Action item ▸
The records are to be copied word for word, and the pictures dropped.

════════

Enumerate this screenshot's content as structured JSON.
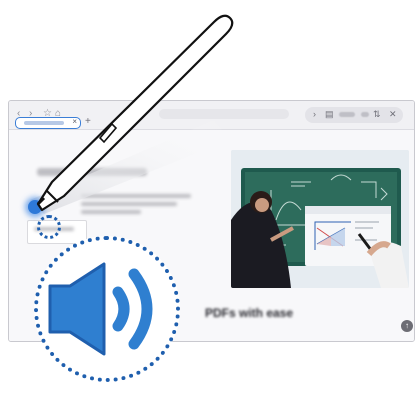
{
  "page_heading": "PDFs with ease",
  "browser": {
    "toolbar": {
      "back_icon": "chevron-left-icon",
      "forward_icon": "chevron-right-icon",
      "bookmark_icon": "star-icon",
      "home_icon": "home-icon",
      "right_icons": [
        "chevron-right-icon",
        "reader-mode-icon",
        "refresh-icon",
        "close-icon"
      ]
    },
    "new_tab_icon": "plus-icon",
    "scroll_top_icon": "arrow-up-icon"
  },
  "badge": {
    "icon": "speaker-volume-icon",
    "accent_color": "#1f5fae",
    "fill_color": "#2f7fd0"
  },
  "glyphs": {
    "back": "‹",
    "forward": "›",
    "bookmark": "☆",
    "home": "⌂",
    "pill_next": "›",
    "pill_reader": "▤",
    "pill_refresh": "⇅",
    "pill_close": "✕",
    "tab_close": "×",
    "new_tab": "+",
    "scroll_top": "↑"
  }
}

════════

Completed task ▸
Enumerate this screenshot's content as structured JSON.
{
  "page_heading": "PDFs with ease",
  "browser": {
    "toolbar": {
      "back_icon": "chevron-left-icon",
      "forward_icon": "chevron-right-icon",
      "bookmark_icon": "star-icon",
      "home_icon": "home-icon",
      "right_icons": [
        "chevron-right-icon",
        "reader-mode-icon",
        "refresh-icon",
        "close-icon"
      ]
    },
    "new_tab_icon": "plus-icon",
    "scroll_top_icon": "arrow-up-icon"
  },
  "badge": {
    "icon": "speaker-volume-icon",
    "accent_color": "#1f5fae",
    "fill_color": "#2f7fd0"
  },
  "glyphs": {
    "back": "‹",
    "forward": "›",
    "bookmark": "☆",
    "home": "⌂",
    "pill_next": "›",
    "pill_reader": "▤",
    "pill_refresh": "⇅",
    "pill_close": "✕",
    "tab_close": "×",
    "new_tab": "+",
    "scroll_top": "↑"
  }
}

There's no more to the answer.